Ross Field (airfield)
Ross Field is a former World War I military airfield, located 0.8 miles (1.3 km) south-southwest of Arcadia, California. It was one of thirty-two Air Service, United States Army training camps established after the United States entry into World War I in April 1917. It operated as a training field between 1918 until 1919.
Arcadia Intermediate Landing Field
Army Balloon School at Camp Ross, California, 1918
|Type||Pilot training airfield|
|Controlled by||Air Service, United States Army|
|Condition||Redeveloped into urban area|
World War I
|Garrison||Training Section, Air Service|
World War IEdit
In the early part of June 1918, the Army established an airfield at Arcadia, on the site of the Santa Anita Race Track. it was commanded by Col. W. M. Hensley. Within days, two Balloon Companies from Camp John Wise, San Antonio, Texas; three Balloon Companies from Fort Omaha, Nebraska; and the men of two Balloon Companies from Kelly Field, Texas, arrived and erected a tent camp. Training began quickly and balloons were in the air by the end of June. The hydrogen plant to produce the gas needed to fill the balloons was on line by the end of July. By the end of summer most of the building construction had been completed.
In the rush to get an Army Balloon School on the west coast, the Signal Corps did not consider the Santa Ana winds, which blew in from the desert. These winds created much havoc with the aerial observation, ground training, and balloon handling. They were limited as to how high the balloons could be flown on those very windy days. In order to simulate high altitude observations, they would truck the officers to a camp site at the top of Mt. Wilson to observe live artillery fire from the field below the mountain. The altitude of Mt. Wilson was similar to that of being in a balloon basket. but without the handling issues caused by high winds.
The school was named in November, after Lt. Cleo J. Ross, Army's Air Service: an observer with the 8th Balloon Company. On 26 September 1918, near Brabant, France: while aloft with Lt. Herbert Hudnut, they were attacked by a German Fokker pursuit aircraft, and their balloon burst into flames. Lt. Ross delayed his jump until Lt. Hudnut was clear. After Lt. Ross left the basket, some burning balloon pieces dropped onto his opened parachute: he fell to his death from three thousand feet. Lt. Ross was the only U. S. Army balloon pilot or observer to be killed in action. He was buried in France, near where he fell. None of the companies from Ross Field were assigned for overseas service.
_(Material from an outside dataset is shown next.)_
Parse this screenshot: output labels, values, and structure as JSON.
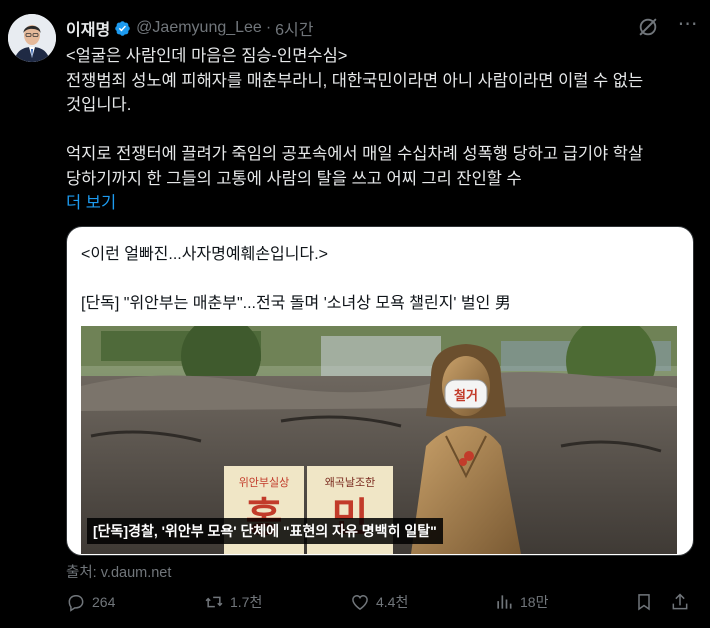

While the Balloon School at Ross Field was in operation, it trained about 200 officers as observers. After the end of World War I, the field was abandoned in the spring of 1919 and most of the men were released from Army service. Those that stayed in, went to Fort Omaha, Scott Field, Illinois, and the remaining equipment and some men went to Brooks Field, Texas. The Army divested itself of Ross Field on 1 March 1926.
On 13 December 1919, the United States House of Representatives passed an appropriations bill for $9.6 million for the purchase of additional land at military camps “which are to be made part of the permanent military establishment.” Arcadia Balloon School was allocated $55,600 of this amount.
Ross Field saw some post-World War I reuse as a civil aircraft airfield (Arcadia Intermediate Landing Field), but this was limited to the small size of the airfield, due to its original purpose as a balloon field. Ross Field was used as a private field starting in 1922, and was where aviation legend Pancho Barnes learned to fly. One of the hangars was used in 1930 for filming of the Zeppelin sequence for the movie "Hells Angels". In 1933 the Army donated 183 acres (74 ha) of land from the balloon school to Los Angeles County to be developed as a park. The property largely sat idle until 1935, when it was transferred to the city of Arcadia. The airfield was apparently closed by 1940,
The site of Ross Field is located southwest of the intersection of Santa Anita Avenue & Huntington Drive. The former Army Balloon school is now mostly a golf course.
- William R. Evinger: Directory of Military Bases in the U.S., Oryx Press, Phoenix, Ariz., 1991, p. 147.
- United Press, “House Passes Bill To Buy March Field,” Riverside Daily Press, Riverside, California, Saturday evening, 13 December 1919, Volume XXXIV, Number 269, page 8.
- "Camp Arcadia (Ross Field)". The California State Military Museum. via Wayback Machine. Archived from the original on February 19, 2005. Retrieved 27 August 2014.
- Three balloons at Ross Field AKA Arcadia Balloon School, California, circa 1920. Los Angeles Times Photographic Archive (Collection 1429). UCLA Library Special Collections, Charles E. Young Research Library, University of California, Los Angeles.